Scott Oppenheim | Generative Art
Scott Oppenheim is a designer/digital artist with a passion for generative art, the combination of coding and fine arts. By mixing randomized algorithms with a vision of an artwork to create in mind, Scott reworks the code as many times as needed to achieve the end result. From bright to subtle, curvy to linear, each artwork requires ample gazing time to discover the intricate details. An expert in his field, Scott has published a tutorial on generative art in Issue 195 of Computer Arts Magazine. He’s also won several awards for web design and advertising work. Having studied classical drawing and color theory in the past, and currently working as senior interactive designer for the branding and interactive agency CHIEF in Washington D.C., Scott propels generative art as both a lead actor and influential artist in the movement.
1. You currently work as a Senior Producer for a branding agency in Washington D.C. Does your personal work influence your work work, and vice versa? What other creative talents do you exercise in the office?
I always believe in doing the best work. Art is about personal expression and allows me to have a creative outlet for the ideas I have in my head. My professional work is about helping others tell their stories. My work is guided by the belief that design is more than the way something looks—it’s the experience it provides.
2. Have you been a creative for as long as you can remember, or was there a sudden, life-changing “Ah-Ha” moment that led you to explore your artistic passions?
I’ve always had a passion for art. I remember an old Crayola drafting set I had as a child and a digital etch-a-sketch. Trying to create frame by frame animations on an etch-a-sketch from the 80’s wasn’t so easy. My mom was very artistic and my parents always encouraged me to play and experiment with different things. These same values guide the work I do today.
3. Generative art is really unique, and more rare than other techniques used in digital art. You must have your computer skills down pat – is this the case?
I’ve had access to a computer my entire life, but I wouldn’t consider myself some kind of computer genius. I was always better at playing with/on a computer than programming one. It wasn’t really until college that I began to learn programming.
4. You have also studied classical drawing and color theory. Are there other types of artworks you create besides generative art that we should know about? ☺
I like to draw and paint.
5. For those who are new to the generative art field, can you walk us through your technique? What software / programs / tools do you use to bring your ideas to life? How does one foresee, or plan out, the desired outcome of generative artworks? (sorry that was two questions☺

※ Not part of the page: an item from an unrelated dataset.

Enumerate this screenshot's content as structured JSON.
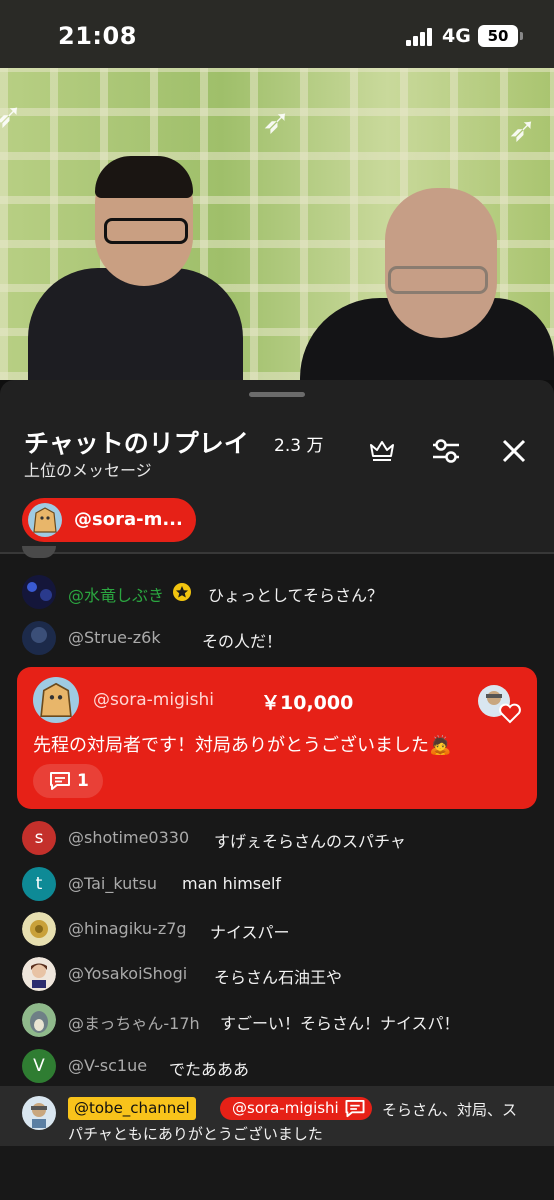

First off, I have to give a shout out to Eric Natzke and Joshua Davis, two pioneers of this awesome digital art process. I discovered Natzke’s work while trying to find inspiration for a project at work and then later discovered Josh’s work. Every artist has an affinity for a certain style and I immediately connected with their work. I was lucky enough to attend a couple conferences to see them speak, and they were kind enough to share their process and enough code to get me started. My “toolkit” includes the Adobe Creative Suite, an iMac and a Wacom tablet. I think it’s personal and based on a lot of different factors. For me, it depends on my inspiration and vision. I do not always have a desired outcome; sometimes, I have a general sense and I am able to capture it at the perfect moment. The outcome is not 100% guaranteed and that is part of the beauty of it. Personally, I am drawn to the chaotic nature of generative art and how quickly it allows me to express my ideas, but I have also tried to bring order to my art through the use of grid systems.
6. Over the past few years we’ve learned that our artists’ creative juices flow much easier under certain conditions. Are there any “must haves” in your creation environment? E.g. coffee, U2’s greatest hits, fuzzy socks?
No, I can create anywhere.
7. Balancing work life and time for personal art is often hard. What advice do you give to aspiring artists who hope to excel in their own artistic endeavors, as well as in their professional day-to-days?
You have to have passion for what you do, never give up, believe in yourself, and surround yourself with supportive friends and family.